Fire Door Inspection Compliance
Non-compliance issues in relation to the installation of fire door set assemblies range from existing doors to newly installed fire door sets. Criteria we look for when completing inspections on fire door assemblies which need to be maintained to achieve compliance include:
- Fire door frames should not be accepted if they are less than 30mm thick for FD 30S doors and 44mm thick for FD60S doors unless accompanied by evidence of performance.
- Typically frame and threshold gaps acceptable are 3mm+/- 1mm at door to frame and 8-10mm at the threshold from the floor covering to door unless a smoke seal is present. This can only be disregarded if specified on the test certificate.
- If the frame or threshold gaps exceed the acceptable requirements, they must be remedied as the performance of the fire door is compromised and will not serve its purpose.

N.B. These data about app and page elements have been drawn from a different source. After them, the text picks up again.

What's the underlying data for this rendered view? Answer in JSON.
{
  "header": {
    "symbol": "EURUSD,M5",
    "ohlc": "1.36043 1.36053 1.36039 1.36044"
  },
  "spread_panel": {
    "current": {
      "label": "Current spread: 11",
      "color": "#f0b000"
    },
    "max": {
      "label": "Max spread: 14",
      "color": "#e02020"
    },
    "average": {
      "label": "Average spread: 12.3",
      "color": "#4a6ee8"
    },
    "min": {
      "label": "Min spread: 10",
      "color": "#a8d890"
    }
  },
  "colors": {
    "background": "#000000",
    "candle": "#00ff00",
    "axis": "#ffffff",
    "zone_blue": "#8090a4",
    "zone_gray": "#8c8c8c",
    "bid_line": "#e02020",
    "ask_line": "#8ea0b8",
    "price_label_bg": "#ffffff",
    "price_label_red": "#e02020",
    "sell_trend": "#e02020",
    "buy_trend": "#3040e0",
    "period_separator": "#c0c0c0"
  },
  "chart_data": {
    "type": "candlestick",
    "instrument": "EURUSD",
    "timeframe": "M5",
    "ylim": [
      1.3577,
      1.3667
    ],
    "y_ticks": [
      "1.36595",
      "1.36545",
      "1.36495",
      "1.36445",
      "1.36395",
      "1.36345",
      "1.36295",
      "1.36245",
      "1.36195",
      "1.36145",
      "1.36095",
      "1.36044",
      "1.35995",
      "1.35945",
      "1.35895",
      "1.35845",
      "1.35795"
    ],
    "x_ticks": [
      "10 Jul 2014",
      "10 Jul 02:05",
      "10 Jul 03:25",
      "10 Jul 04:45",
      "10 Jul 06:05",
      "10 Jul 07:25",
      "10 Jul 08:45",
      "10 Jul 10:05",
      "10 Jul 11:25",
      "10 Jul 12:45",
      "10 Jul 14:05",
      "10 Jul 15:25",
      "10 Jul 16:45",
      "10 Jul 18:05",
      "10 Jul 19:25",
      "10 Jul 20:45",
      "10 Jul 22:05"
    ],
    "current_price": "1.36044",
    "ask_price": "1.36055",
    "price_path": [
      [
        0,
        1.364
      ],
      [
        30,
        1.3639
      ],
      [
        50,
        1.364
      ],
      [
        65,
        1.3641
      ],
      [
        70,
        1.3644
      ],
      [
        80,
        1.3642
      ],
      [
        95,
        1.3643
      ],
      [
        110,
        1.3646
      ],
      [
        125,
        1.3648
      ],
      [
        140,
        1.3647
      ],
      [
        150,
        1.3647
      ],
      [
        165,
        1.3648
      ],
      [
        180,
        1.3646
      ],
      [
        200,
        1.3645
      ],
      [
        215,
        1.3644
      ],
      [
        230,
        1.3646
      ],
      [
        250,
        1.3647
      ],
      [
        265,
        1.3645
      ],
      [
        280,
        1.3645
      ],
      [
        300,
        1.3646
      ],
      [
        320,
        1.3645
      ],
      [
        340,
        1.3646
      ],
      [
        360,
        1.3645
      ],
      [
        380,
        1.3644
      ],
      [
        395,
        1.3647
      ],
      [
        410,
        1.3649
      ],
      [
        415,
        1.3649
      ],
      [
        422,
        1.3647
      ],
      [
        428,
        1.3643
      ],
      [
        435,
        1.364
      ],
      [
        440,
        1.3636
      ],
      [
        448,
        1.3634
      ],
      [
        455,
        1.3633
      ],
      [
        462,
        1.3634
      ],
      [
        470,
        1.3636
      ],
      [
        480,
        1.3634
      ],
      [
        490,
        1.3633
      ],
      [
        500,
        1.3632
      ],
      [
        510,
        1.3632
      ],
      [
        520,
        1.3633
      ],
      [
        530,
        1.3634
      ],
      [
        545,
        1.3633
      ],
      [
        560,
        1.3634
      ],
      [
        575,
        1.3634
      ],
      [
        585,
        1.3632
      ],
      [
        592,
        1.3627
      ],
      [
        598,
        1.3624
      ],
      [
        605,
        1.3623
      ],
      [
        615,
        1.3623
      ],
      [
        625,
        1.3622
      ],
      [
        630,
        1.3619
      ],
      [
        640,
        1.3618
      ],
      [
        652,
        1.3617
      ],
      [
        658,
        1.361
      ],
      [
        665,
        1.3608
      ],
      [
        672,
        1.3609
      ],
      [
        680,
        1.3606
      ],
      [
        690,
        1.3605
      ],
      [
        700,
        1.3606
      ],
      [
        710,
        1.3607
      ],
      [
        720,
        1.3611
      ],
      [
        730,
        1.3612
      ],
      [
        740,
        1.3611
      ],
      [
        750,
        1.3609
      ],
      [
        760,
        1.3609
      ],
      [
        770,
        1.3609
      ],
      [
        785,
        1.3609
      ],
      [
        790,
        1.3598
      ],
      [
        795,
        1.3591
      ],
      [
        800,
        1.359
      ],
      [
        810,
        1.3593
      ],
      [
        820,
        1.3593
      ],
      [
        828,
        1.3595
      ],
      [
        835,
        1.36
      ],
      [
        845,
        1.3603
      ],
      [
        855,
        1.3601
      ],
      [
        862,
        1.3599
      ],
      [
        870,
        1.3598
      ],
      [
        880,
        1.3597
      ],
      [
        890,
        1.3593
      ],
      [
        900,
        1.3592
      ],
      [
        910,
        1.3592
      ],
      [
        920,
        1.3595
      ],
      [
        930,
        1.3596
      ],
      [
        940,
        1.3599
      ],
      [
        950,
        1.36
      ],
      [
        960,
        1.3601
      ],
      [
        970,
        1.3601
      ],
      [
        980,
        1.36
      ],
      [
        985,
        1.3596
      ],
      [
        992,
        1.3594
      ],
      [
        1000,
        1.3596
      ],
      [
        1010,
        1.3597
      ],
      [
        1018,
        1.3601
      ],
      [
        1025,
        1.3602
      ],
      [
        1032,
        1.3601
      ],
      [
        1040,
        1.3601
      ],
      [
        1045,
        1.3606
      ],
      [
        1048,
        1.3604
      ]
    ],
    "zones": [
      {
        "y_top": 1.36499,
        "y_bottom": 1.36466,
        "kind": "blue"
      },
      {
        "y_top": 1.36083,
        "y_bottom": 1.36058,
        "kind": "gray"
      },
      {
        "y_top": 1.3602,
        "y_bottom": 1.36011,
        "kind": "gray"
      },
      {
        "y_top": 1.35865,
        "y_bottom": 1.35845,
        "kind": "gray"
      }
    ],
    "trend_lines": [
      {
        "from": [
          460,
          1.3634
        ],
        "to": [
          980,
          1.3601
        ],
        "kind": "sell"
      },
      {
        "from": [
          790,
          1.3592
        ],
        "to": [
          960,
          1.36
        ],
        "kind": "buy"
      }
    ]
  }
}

- Any component in door leaf (i.e glazing, letterboxes, or transfer grilles) must have appropriate test evidence to the required standard to demonstrate suitable integrity of performance when installed in the fire door set.

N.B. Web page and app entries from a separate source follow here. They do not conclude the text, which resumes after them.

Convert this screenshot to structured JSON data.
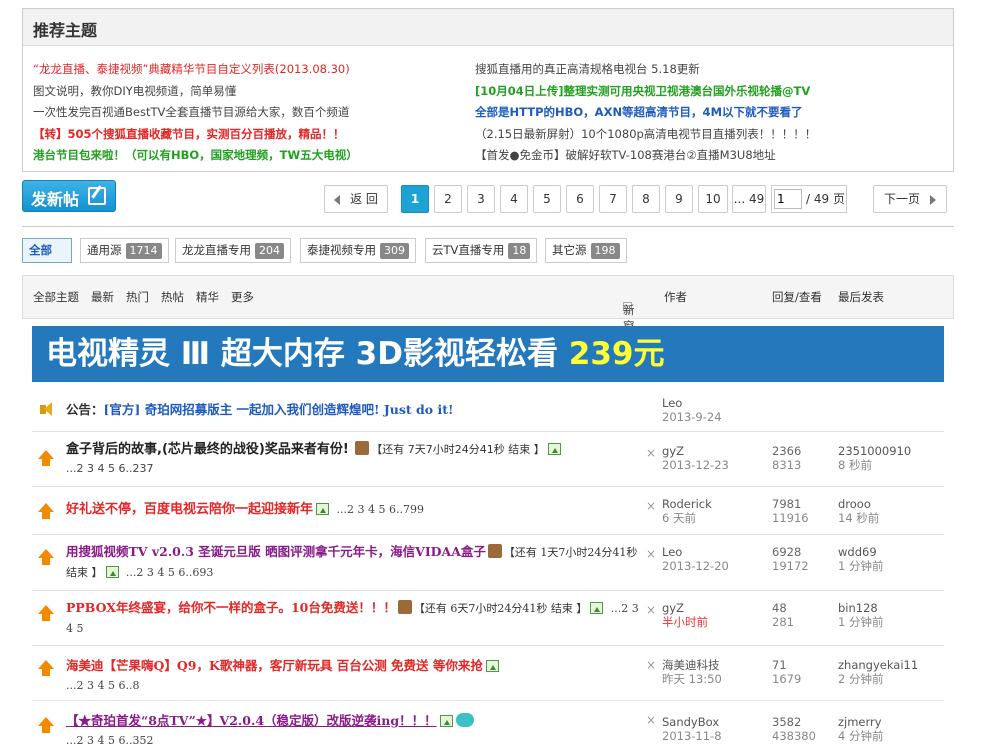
{
  "recommend": {
    "title": "推荐主题",
    "left": [
      {
        "text": "“龙龙直播、泰捷视频”典藏精华节目自定义列表(2013.08.30)",
        "cls": "c-red"
      },
      {
        "text": "图文说明，教你DIY电视频道，简单易懂",
        "cls": "c-gray"
      },
      {
        "text": "一次性发完百视通BestTV全套直播节目源给大家，数百个频道",
        "cls": "c-gray"
      },
      {
        "text": "【转】505个搜狐直播收藏节目，实测百分百播放，精品！！",
        "cls": "c-red"
      },
      {
        "text": "港台节目包来啦！（可以有HBO，国家地理频，TW五大电视）",
        "cls": "c-green"
      }
    ],
    "right": [
      {
        "text": "搜狐直播用的真正高清规格电视台 5.18更新",
        "cls": "c-gray"
      },
      {
        "text": "[10月04日上传]整理实测可用央视卫视港澳台国外乐视轮播@TV",
        "cls": "c-green"
      },
      {
        "text": "全部是HTTP的HBO，AXN等超高清节目，4M以下就不要看了",
        "cls": "c-blue"
      },
      {
        "text": "（2.15日最新屏射）10个1080p高清电视节目直播列表！！！！！",
        "cls": "c-gray"
      },
      {
        "text": "【首发●免金币】破解好软TV-108赛港台②直播M3U8地址",
        "cls": "c-gray"
      }
    ]
  },
  "toolbar": {
    "post_label": "发新帖",
    "back_label": "返 回",
    "pages": [
      "1",
      "2",
      "3",
      "4",
      "5",
      "6",
      "7",
      "8",
      "9",
      "10"
    ],
    "ellipsis_last": "... 49",
    "page_input_value": "1",
    "page_total": "/ 49 页",
    "next_label": "下一页"
  },
  "tabs": [
    {
      "label": "全部",
      "count": ""
    },
    {
      "label": "通用源",
      "count": "1714"
    },
    {
      "label": "龙龙直播专用",
      "count": "204"
    },
    {
      "label": "泰捷视频专用",
      "count": "309"
    },
    {
      "label": "云TV直播专用",
      "count": "18"
    },
    {
      "label": "其它源",
      "count": "198"
    }
  ],
  "list_header": {
    "filters": [
      "全部主题",
      "最新",
      "热门",
      "热帖",
      "精华",
      "更多"
    ],
    "new_window": "新窗",
    "author": "作者",
    "replies_views": "回复/查看",
    "last_post": "最后发表"
  },
  "banner": {
    "text": "电视精灵 Ⅲ 超大内存 3D影视轻松看",
    "price": "239元"
  },
  "threads": [
    {
      "type": "announce",
      "prefix": "公告：",
      "title": "[官方] 奇珀网招募版主 一起加入我们创造辉煌吧! Just do it!",
      "author": "Leo",
      "author_time": "2013-9-24"
    },
    {
      "title": "盒子背后的故事,(芯片最终的战役)奖品来者有份!",
      "note": "【还有 7天7小时24分41秒 结束 】",
      "pages": "...2 3 4 5 6..237",
      "author": "gyZ",
      "author_time": "2013-12-23",
      "replies": "2366",
      "views": "8313",
      "last_author": "2351000910",
      "last_time": "8 秒前"
    },
    {
      "title": "好礼送不停，百度电视云陪你一起迎接新年",
      "pages": "...2 3 4 5 6..799",
      "author": "Roderick",
      "author_time": "6 天前",
      "replies": "7981",
      "views": "11916",
      "last_author": "drooo",
      "last_time": "14 秒前"
    },
    {
      "title": "用搜狐视频TV v2.0.3 圣诞元旦版 晒图评测拿千元年卡，海信VIDAA盒子",
      "note": "【还有 1天7小时24分41秒 结束 】",
      "pages": "...2 3 4 5 6..693",
      "author": "Leo",
      "author_time": "2013-12-20",
      "replies": "6928",
      "views": "19172",
      "last_author": "wdd69",
      "last_time": "1 分钟前"
    },
    {
      "title": "PPBOX年终盛宴，给你不一样的盒子。10台免费送！！！",
      "note": "【还有 6天7小时24分41秒 结束 】",
      "pages": "...2 3 4 5",
      "author": "gyZ",
      "author_time": "半小时前",
      "replies": "48",
      "views": "281",
      "last_author": "bin128",
      "last_time": "1 分钟前"
    },
    {
      "title": "海美迪【芒果嗨Q】Q9，K歌神器，客厅新玩具 百台公测 免费送 等你来抢",
      "pages": "...2 3 4 5 6..8",
      "author": "海美迪科技",
      "author_time": "昨天 13:50",
      "replies": "71",
      "views": "1679",
      "last_author": "zhangyekai11",
      "last_time": "2 分钟前"
    },
    {
      "title": "【★奇珀首发“8点TV”★】V2.0.4（稳定版）改版逆袭ing！！！",
      "pages": "...2 3 4 5 6..352",
      "author": "SandyBox",
      "author_time": "2013-11-8",
      "replies": "3582",
      "views": "438380",
      "last_author": "zjmerry",
      "last_time": "4 分钟前"
    }
  ],
  "colors": {
    "accent": "#1ea2d4",
    "banner_bg": "#2479bd",
    "price": "#ffff33",
    "title_red": "#e32626",
    "title_purple": "#8a1a8a"
  }
}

- Glazing in doors and screens must comply with minimum impact safety requirements. Glass should be marked to advise its rating typically 30 or 60 minutes tested to EN 1634-1.
- Any gaps between the rear of the frame and the wall must be fire sealed using a fire tested fire joint design with evidence of performance (i.e intumescent mastic and correct depth to width ratio) Fire rated foam can only be used if backed up by suitable evidence of performance.
- All fire door hardware must be CE marked. A fire door must have an automatic closing device while it has to permit the flow of traffic during everyday use it must self-close in the event of a fire.
- A fire door must be identifiable, fire doors should carry an appropriate sign such as ‘Fire Door Keep Shut’, and all fire doors should remain unobstructed. All signage to comply with BS 5499-10:2014.
- All fire doors components should have identification tags to record manufacturers details. All fire doors should have a metal identification tag and should not be painted over.
- All properties should keep a record of regular inspections and maintenance of fire doors to comply with current regulation but most importantly to keep people and the property safe. It is advisable to keep all records in the properties fire safety manual.
The importance of Fire Door Inspections
It is imperative that fire doors receive regular inspections. Frequency is likely to depend on many factors, including the age and condition of the door. It has been suggested that a minimum quarterly inspection rule may be applied.
Five areas to check when inspecting fire doors:
- Certification – Look for a label or plug on top of the door to ensure the actual door is a fire door.
- Gaps – Check gaps are acceptable for fire door compliance. Typically frame and threshold gaps acceptable are 3mm+/- 1mm at door to frame and 8-10mm at the threshold from floor covering to door unless a smoke seal is present. This can only be disregarded if specified on the test certificate.
- Seals - Look for any intumescent seals around door or frame. Check they are intact with no sign of damage. Seals are required to expand in contact with heat in the event of a fire.
- Hinges – Check all three hinges are firmly fixed with no missing screws. Be sure the door has been properly maintained and will perform in the event of a fire.
- Closing Properly- Check door closes firmly onto the latch without sticking on the floor or frame. A fire door only serves its purpose when it can operate to a close position.
If you would like to discuss Fire Safety requirements for your project, please get in touch with Seán Fay from the ORS Fire Safety Team.